Karen Greenberg, director of the Center on National Security at the Fordham University School of Law, said the long timeline of the report overshadows the evidence — and the effects — of a more recent tactic used by ISIS that has produced U.S.-born attackers. Unlike al Qaeda, which carried out the Sept. 11 attacks, the Islamic State has a decentralized power structure that relies heavily on radicalizing recruits living in Western countries and recruiting lone wolf attackers via social media…

Greenberg’s research on ISIS cases in the U.S. from March 2013 through the present found that U.S.-born defendants account for 84 out of the 156 cases prosecuted, or more than half.

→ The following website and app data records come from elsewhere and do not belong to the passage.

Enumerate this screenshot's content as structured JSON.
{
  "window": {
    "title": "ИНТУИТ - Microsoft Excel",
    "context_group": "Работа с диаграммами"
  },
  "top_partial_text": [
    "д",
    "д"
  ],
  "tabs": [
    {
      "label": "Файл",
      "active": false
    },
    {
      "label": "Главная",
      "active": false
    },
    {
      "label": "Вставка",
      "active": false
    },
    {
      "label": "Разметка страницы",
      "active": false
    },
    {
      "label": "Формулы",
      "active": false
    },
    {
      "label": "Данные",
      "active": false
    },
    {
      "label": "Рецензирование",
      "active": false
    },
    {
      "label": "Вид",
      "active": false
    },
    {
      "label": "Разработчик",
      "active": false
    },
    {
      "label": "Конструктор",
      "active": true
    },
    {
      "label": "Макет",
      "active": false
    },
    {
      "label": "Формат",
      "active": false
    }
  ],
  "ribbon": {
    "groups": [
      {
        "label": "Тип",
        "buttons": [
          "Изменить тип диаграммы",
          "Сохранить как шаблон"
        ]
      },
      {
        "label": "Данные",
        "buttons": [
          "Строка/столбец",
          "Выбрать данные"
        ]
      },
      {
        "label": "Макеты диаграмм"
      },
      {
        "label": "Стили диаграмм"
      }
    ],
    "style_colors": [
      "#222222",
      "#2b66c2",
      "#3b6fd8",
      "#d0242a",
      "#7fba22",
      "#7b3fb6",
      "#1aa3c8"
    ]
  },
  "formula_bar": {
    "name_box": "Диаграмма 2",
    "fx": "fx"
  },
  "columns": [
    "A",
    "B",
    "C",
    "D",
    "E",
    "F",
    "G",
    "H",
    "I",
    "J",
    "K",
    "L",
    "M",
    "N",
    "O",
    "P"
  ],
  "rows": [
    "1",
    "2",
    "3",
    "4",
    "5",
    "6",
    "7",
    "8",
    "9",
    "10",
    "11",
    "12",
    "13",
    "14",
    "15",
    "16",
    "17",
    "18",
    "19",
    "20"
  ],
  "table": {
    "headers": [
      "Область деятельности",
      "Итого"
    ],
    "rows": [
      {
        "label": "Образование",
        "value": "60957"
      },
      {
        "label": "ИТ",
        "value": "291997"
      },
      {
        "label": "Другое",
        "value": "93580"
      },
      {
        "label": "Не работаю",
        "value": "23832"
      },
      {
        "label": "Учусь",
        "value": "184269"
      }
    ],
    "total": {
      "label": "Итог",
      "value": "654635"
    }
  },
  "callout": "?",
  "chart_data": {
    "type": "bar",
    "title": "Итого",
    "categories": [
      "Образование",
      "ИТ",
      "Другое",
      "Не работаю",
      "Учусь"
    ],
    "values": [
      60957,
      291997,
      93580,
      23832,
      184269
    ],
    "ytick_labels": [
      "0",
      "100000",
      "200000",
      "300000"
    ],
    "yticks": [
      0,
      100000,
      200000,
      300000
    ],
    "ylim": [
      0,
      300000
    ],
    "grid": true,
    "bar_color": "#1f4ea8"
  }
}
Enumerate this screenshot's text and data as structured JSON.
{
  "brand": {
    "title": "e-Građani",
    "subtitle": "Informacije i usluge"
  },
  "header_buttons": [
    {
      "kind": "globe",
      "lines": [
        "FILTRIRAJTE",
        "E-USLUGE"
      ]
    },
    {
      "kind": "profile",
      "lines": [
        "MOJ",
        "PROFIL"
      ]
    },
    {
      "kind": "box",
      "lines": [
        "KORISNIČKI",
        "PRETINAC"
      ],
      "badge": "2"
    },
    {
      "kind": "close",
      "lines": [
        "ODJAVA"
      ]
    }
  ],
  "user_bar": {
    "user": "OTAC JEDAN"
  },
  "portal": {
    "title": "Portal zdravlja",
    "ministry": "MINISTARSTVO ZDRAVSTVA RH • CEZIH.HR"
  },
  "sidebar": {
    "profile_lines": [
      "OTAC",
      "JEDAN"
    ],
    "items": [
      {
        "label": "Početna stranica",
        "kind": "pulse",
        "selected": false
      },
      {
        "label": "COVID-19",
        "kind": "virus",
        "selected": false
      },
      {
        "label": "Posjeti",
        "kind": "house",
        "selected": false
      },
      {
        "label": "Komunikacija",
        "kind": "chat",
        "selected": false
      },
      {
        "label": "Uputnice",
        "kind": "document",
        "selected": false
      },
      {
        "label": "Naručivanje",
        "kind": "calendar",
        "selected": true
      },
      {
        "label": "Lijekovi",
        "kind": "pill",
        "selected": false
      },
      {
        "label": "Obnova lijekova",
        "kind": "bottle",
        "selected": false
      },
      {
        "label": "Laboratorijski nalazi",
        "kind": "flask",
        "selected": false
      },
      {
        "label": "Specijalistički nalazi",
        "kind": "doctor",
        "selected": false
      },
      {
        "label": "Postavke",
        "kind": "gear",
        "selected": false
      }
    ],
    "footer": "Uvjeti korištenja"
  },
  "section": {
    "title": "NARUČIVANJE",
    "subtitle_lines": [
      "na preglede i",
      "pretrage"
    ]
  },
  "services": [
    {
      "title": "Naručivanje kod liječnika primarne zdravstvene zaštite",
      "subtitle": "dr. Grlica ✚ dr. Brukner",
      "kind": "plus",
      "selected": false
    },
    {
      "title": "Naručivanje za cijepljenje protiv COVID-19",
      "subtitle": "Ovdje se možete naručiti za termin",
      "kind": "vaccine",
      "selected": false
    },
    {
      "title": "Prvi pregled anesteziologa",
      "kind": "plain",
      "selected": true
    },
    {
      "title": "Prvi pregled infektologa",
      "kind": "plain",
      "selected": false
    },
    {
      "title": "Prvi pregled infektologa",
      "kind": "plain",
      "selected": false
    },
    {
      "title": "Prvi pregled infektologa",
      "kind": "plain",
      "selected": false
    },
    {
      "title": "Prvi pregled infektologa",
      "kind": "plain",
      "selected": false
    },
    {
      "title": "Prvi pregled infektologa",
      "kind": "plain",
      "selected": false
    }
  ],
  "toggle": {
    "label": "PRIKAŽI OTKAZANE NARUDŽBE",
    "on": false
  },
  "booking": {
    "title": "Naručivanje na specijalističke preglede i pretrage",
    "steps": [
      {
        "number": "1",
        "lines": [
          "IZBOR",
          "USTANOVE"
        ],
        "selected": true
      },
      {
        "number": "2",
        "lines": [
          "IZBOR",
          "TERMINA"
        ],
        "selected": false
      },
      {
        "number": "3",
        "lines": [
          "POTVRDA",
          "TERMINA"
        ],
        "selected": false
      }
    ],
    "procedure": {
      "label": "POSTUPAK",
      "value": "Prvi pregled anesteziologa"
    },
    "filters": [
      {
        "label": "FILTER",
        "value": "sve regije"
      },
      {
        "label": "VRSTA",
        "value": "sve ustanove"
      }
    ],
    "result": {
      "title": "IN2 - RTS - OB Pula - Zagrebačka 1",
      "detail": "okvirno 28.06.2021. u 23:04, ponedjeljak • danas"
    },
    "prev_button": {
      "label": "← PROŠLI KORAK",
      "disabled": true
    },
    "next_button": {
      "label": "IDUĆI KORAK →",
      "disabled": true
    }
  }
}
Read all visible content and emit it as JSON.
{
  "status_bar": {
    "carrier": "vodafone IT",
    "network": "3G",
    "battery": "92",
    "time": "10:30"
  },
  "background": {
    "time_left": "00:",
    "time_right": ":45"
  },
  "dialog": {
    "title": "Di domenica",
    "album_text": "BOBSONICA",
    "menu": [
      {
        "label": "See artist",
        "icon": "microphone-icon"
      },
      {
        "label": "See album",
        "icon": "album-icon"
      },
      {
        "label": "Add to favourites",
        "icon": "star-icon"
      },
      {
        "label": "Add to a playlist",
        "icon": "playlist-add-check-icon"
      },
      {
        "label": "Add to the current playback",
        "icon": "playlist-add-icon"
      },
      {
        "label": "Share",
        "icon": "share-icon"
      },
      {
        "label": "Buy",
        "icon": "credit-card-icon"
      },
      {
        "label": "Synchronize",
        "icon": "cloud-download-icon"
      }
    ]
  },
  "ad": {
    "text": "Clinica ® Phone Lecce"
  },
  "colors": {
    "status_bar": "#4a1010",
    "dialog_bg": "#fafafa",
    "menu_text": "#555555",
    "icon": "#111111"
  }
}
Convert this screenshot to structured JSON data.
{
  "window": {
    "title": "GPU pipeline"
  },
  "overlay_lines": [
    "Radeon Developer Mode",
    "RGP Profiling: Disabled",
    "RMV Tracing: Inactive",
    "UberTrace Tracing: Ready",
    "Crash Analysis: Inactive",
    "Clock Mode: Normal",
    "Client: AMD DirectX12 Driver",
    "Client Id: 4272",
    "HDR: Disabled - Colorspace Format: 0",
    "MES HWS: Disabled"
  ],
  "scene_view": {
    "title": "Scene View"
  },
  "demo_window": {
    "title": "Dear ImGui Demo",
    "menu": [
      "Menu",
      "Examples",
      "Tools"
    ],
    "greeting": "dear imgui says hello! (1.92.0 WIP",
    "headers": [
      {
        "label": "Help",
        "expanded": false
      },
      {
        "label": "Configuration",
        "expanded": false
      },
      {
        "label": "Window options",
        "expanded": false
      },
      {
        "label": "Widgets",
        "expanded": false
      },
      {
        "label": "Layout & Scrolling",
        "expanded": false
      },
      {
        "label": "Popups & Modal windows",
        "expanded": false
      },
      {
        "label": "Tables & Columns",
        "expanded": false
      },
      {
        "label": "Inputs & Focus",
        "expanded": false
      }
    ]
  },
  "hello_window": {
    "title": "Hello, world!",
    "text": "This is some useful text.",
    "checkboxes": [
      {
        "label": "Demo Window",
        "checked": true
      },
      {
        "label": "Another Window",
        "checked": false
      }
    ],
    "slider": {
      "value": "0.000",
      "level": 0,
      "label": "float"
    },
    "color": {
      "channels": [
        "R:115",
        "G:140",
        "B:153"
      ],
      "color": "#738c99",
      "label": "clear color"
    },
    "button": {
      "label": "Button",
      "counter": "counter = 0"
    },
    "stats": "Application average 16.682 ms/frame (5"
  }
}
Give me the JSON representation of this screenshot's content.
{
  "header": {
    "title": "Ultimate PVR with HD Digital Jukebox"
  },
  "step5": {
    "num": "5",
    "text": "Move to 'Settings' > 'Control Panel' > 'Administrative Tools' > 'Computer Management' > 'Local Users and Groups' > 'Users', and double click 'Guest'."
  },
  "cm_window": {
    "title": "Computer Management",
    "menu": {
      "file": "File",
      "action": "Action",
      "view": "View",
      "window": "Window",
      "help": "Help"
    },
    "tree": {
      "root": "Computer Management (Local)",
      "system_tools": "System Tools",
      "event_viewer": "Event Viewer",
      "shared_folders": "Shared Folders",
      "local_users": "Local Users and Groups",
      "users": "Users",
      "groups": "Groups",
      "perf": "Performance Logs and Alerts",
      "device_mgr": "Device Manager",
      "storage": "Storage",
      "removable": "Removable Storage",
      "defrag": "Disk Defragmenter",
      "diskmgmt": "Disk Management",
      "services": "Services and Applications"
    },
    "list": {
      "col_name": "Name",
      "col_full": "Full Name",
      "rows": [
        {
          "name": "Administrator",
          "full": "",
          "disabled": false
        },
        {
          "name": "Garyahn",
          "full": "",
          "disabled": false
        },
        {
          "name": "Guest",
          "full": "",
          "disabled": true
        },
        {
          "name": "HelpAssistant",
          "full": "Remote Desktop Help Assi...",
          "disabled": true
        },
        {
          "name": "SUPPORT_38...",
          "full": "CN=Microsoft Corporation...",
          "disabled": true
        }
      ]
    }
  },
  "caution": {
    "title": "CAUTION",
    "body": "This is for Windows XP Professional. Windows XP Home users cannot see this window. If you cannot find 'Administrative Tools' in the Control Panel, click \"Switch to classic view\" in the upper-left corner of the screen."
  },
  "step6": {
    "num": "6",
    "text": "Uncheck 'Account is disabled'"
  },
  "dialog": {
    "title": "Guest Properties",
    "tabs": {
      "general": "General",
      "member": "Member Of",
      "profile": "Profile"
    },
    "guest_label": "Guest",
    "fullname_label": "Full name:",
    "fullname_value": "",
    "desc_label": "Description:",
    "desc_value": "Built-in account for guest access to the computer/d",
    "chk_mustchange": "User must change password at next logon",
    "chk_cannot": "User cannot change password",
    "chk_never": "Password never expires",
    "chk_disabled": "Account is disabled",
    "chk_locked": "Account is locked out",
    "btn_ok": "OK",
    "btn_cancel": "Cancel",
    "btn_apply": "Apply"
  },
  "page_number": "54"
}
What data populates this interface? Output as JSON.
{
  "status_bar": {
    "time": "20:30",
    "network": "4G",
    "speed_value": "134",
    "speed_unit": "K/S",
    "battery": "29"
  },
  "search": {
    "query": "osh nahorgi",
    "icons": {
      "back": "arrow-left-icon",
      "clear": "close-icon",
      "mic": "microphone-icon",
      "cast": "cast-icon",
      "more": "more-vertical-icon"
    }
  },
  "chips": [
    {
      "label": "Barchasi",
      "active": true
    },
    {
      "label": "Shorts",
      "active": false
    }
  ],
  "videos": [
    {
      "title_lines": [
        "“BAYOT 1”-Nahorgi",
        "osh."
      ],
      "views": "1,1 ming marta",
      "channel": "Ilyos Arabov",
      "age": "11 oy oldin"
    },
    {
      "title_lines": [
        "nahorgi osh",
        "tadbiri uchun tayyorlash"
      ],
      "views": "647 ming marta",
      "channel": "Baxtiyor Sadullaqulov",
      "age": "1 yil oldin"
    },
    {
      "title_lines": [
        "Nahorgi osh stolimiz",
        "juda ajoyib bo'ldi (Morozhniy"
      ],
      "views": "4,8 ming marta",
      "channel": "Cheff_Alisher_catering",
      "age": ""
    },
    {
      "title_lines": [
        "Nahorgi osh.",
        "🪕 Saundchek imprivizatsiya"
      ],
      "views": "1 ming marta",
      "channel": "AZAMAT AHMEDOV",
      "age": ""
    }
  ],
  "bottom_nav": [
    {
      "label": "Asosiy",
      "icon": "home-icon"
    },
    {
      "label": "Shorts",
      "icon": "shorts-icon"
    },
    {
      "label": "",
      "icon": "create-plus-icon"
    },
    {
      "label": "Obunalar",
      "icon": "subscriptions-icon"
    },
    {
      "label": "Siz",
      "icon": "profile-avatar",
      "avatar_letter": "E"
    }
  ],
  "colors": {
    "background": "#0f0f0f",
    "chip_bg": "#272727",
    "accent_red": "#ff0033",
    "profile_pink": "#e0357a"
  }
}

Basically what we have is a report where the Department of Justice and Department of Homeland Security, the two agencies who worked on this, are cooking the books to produce the outcome they’re looking for, which is scary headlines like the ones above. Both the attorney general and Homeland Security Secretary Kirstjen Nielsen gave away the goods on what they’re after with this report. Here’s Sessions:

“This report reveals an indisputable sobering reality—our immigration system has undermined our national security and public safety,” said Attorney General Sessions. ..The pillars of President Trump’s immigration policy—securing our porous borders, moving to a merit-based immigration system that ends the use of diversity visas and chain migration, and enforcing our nation’s laws—will make their jobs easier and make the United States a safer place.”

These are Nielson’s remarks:

“My top priority as Secretary of Homeland Security is to ensure the safety and security of the American people,” said Secretary Nielsen. “This report is a clear reminder of why we cannot continue to rely on immigration policy based on pre-9/11 thinking that leaves us woefully vulnerable to foreign-born terrorists, and why we must examine our visa laws and continue to intensify screening and vetting of individuals traveling to the United States to prevent terrorists, criminals, and other dangerous individuals from reaching our country. Without legislative change, DHS will continue to see thousands of terrorists a year attempt to enter the United States, and while we must be right every time, the terrorists only need to be lucky once.

Ever since he began running for president, a consistent theme we’ve heard from Trump is that he wants us to be afraid of immigrants and refugees. That is how he and the nativists in his administration assume they can get us to back their xenophobic policies. In the process, they have proven over and over again that they are willing to lie and cook the books to engage in fearmongering.

The national security threat that is much more serious than the one included in this report is that we now have reason to question everything the Departments of Justice and Homeland Security tell us.

Nancy LeTourneau

Nancy LeTourneau is a contributing writer for the Washington Monthly.